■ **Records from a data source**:
>>>

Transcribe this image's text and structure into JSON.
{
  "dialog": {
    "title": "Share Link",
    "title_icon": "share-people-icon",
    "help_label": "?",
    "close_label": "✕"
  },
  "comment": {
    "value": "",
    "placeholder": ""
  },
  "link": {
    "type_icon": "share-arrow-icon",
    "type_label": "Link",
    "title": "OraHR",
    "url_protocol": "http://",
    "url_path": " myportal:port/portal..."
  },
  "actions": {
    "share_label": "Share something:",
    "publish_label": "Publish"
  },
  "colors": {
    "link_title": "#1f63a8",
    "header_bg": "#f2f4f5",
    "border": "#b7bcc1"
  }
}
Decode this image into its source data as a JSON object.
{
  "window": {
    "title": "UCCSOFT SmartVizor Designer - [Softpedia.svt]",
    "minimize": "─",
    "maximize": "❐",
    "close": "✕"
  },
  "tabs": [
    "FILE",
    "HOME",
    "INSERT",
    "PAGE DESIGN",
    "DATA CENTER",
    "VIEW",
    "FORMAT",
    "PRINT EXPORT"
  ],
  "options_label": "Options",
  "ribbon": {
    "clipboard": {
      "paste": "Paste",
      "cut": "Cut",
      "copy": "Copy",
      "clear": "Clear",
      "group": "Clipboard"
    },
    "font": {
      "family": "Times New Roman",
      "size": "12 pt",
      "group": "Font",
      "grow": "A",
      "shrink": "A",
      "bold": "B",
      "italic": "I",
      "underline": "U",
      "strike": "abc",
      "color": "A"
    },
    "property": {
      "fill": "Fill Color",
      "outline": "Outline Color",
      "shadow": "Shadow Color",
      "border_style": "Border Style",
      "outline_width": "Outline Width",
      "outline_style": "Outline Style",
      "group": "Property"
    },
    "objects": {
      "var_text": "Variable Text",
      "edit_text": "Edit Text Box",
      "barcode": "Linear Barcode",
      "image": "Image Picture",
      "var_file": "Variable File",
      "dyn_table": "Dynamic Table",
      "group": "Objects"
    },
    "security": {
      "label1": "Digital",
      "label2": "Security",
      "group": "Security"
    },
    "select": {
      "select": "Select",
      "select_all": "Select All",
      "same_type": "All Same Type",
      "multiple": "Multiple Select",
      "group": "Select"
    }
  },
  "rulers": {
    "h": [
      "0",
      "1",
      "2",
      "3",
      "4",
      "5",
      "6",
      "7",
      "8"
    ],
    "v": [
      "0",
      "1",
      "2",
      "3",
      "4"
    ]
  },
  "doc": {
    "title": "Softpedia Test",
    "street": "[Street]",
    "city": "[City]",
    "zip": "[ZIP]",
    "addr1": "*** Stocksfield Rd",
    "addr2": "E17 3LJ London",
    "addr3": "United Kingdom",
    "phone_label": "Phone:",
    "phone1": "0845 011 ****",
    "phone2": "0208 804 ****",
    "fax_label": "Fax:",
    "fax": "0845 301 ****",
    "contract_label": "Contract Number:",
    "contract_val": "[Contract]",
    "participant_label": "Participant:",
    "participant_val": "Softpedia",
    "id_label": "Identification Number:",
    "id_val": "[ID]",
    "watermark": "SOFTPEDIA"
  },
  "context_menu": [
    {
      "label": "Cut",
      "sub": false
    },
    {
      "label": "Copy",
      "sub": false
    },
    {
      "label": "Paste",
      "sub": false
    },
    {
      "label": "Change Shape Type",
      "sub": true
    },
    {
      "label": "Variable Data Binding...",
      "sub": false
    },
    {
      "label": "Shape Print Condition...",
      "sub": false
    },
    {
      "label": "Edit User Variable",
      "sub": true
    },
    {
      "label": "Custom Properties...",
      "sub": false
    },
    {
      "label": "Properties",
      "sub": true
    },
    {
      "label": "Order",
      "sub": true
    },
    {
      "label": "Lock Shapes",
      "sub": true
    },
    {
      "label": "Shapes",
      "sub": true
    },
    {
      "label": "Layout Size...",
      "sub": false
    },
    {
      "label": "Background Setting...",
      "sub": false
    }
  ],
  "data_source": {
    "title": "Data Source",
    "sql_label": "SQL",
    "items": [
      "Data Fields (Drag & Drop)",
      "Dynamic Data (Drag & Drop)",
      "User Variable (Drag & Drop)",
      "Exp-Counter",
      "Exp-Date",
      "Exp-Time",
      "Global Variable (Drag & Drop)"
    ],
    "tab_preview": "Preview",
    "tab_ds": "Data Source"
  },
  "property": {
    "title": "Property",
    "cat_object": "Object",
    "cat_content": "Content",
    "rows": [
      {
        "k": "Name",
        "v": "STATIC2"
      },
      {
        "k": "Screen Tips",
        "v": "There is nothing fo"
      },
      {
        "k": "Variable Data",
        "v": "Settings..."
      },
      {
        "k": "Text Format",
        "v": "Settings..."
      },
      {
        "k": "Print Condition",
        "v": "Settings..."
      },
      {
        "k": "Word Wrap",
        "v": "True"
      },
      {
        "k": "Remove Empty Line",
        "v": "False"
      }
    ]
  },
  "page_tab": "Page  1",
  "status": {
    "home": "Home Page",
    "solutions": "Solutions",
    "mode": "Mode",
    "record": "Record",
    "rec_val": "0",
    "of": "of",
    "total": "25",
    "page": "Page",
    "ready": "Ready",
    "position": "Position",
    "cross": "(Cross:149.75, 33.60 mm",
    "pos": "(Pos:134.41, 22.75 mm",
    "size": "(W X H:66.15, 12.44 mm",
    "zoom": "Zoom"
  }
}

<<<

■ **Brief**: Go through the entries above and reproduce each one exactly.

■ **Exercise answer**:
Transcribe this image's text and structure into JSON.
{
  "dialog": {
    "title": "Share Link",
    "title_icon": "share-people-icon",
    "help_label": "?",
    "close_label": "✕"
  },
  "comment": {
    "value": "",
    "placeholder": ""
  },
  "link": {
    "type_icon": "share-arrow-icon",
    "type_label": "Link",
    "title": "OraHR",
    "url_protocol": "http://",
    "url_path": " myportal:port/portal..."
  },
  "actions": {
    "share_label": "Share something:",
    "publish_label": "Publish"
  },
  "colors": {
    "link_title": "#1f63a8",
    "header_bg": "#f2f4f5",
    "border": "#b7bcc1"
  }
}
Decode this image into its source data as a JSON object.
{
  "window": {
    "title": "UCCSOFT SmartVizor Designer - [Softpedia.svt]",
    "minimize": "─",
    "maximize": "❐",
    "close": "✕"
  },
  "tabs": [
    "FILE",
    "HOME",
    "INSERT",
    "PAGE DESIGN",
    "DATA CENTER",
    "VIEW",
    "FORMAT",
    "PRINT EXPORT"
  ],
  "options_label": "Options",
  "ribbon": {
    "clipboard": {
      "paste": "Paste",
      "cut": "Cut",
      "copy": "Copy",
      "clear": "Clear",
      "group": "Clipboard"
    },
    "font": {
      "family": "Times New Roman",
      "size": "12 pt",
      "group": "Font",
      "grow": "A",
      "shrink": "A",
      "bold": "B",
      "italic": "I",
      "underline": "U",
      "strike": "abc",
      "color": "A"
    },
    "property": {
      "fill": "Fill Color",
      "outline": "Outline Color",
      "shadow": "Shadow Color",
      "border_style": "Border Style",
      "outline_width": "Outline Width",
      "outline_style": "Outline Style",
      "group": "Property"
    },
    "objects": {
      "var_text": "Variable Text",
      "edit_text": "Edit Text Box",
      "barcode": "Linear Barcode",
      "image": "Image Picture",
      "var_file": "Variable File",
      "dyn_table": "Dynamic Table",
      "group": "Objects"
    },
    "security": {
      "label1": "Digital",
      "label2": "Security",
      "group": "Security"
    },
    "select": {
      "select": "Select",
      "select_all": "Select All",
      "same_type": "All Same Type",
      "multiple": "Multiple Select",
      "group": "Select"
    }
  },
  "rulers": {
    "h": [
      "0",
      "1",
      "2",
      "3",
      "4",
      "5",
      "6",
      "7",
      "8"
    ],
    "v": [
      "0",
      "1",
      "2",
      "3",
      "4"
    ]
  },
  "doc": {
    "title": "Softpedia Test",
    "street": "[Street]",
    "city": "[City]",
    "zip": "[ZIP]",
    "addr1": "*** Stocksfield Rd",
    "addr2": "E17 3LJ London",
    "addr3": "United Kingdom",
    "phone_label": "Phone:",
    "phone1": "0845 011 ****",
    "phone2": "0208 804 ****",
    "fax_label": "Fax:",
    "fax": "0845 301 ****",
    "contract_label": "Contract Number:",
    "contract_val": "[Contract]",
    "participant_label": "Participant:",
    "participant_val": "Softpedia",
    "id_label": "Identification Number:",
    "id_val": "[ID]",
    "watermark": "SOFTPEDIA"
  },
  "context_menu": [
    {
      "label": "Cut",
      "sub": false
    },
    {
      "label": "Copy",
      "sub": false
    },
    {
      "label": "Paste",
      "sub": false
    },
    {
      "label": "Change Shape Type",
      "sub": true
    },
    {
      "label": "Variable Data Binding...",
      "sub": false
    },
    {
      "label": "Shape Print Condition...",
      "sub": false
    },
    {
      "label": "Edit User Variable",
      "sub": true
    },
    {
      "label": "Custom Properties...",
      "sub": false
    },
    {
      "label": "Properties",
      "sub": true
    },
    {
      "label": "Order",
      "sub": true
    },
    {
      "label": "Lock Shapes",
      "sub": true
    },
    {
      "label": "Shapes",
      "sub": true
    },
    {
      "label": "Layout Size...",
      "sub": false
    },
    {
      "label": "Background Setting...",
      "sub": false
    }
  ],
  "data_source": {
    "title": "Data Source",
    "sql_label": "SQL",
    "items": [
      "Data Fields (Drag & Drop)",
      "Dynamic Data (Drag & Drop)",
      "User Variable (Drag & Drop)",
      "Exp-Counter",
      "Exp-Date",
      "Exp-Time",
      "Global Variable (Drag & Drop)"
    ],
    "tab_preview": "Preview",
    "tab_ds": "Data Source"
  },
  "property": {
    "title": "Property",
    "cat_object": "Object",
    "cat_content": "Content",
    "rows": [
      {
        "k": "Name",
        "v": "STATIC2"
      },
      {
        "k": "Screen Tips",
        "v": "There is nothing fo"
      },
      {
        "k": "Variable Data",
        "v": "Settings..."
      },
      {
        "k": "Text Format",
        "v": "Settings..."
      },
      {
        "k": "Print Condition",
        "v": "Settings..."
      },
      {
        "k": "Word Wrap",
        "v": "True"
      },
      {
        "k": "Remove Empty Line",
        "v": "False"
      }
    ]
  },
  "page_tab": "Page  1",
  "status": {
    "home": "Home Page",
    "solutions": "Solutions",
    "mode": "Mode",
    "record": "Record",
    "rec_val": "0",
    "of": "of",
    "total": "25",
    "page": "Page",
    "ready": "Ready",
    "position": "Position",
    "cross": "(Cross:149.75, 33.60 mm",
    "pos": "(Pos:134.41, 22.75 mm",
    "size": "(W X H:66.15, 12.44 mm",
    "zoom": "Zoom"
  }
}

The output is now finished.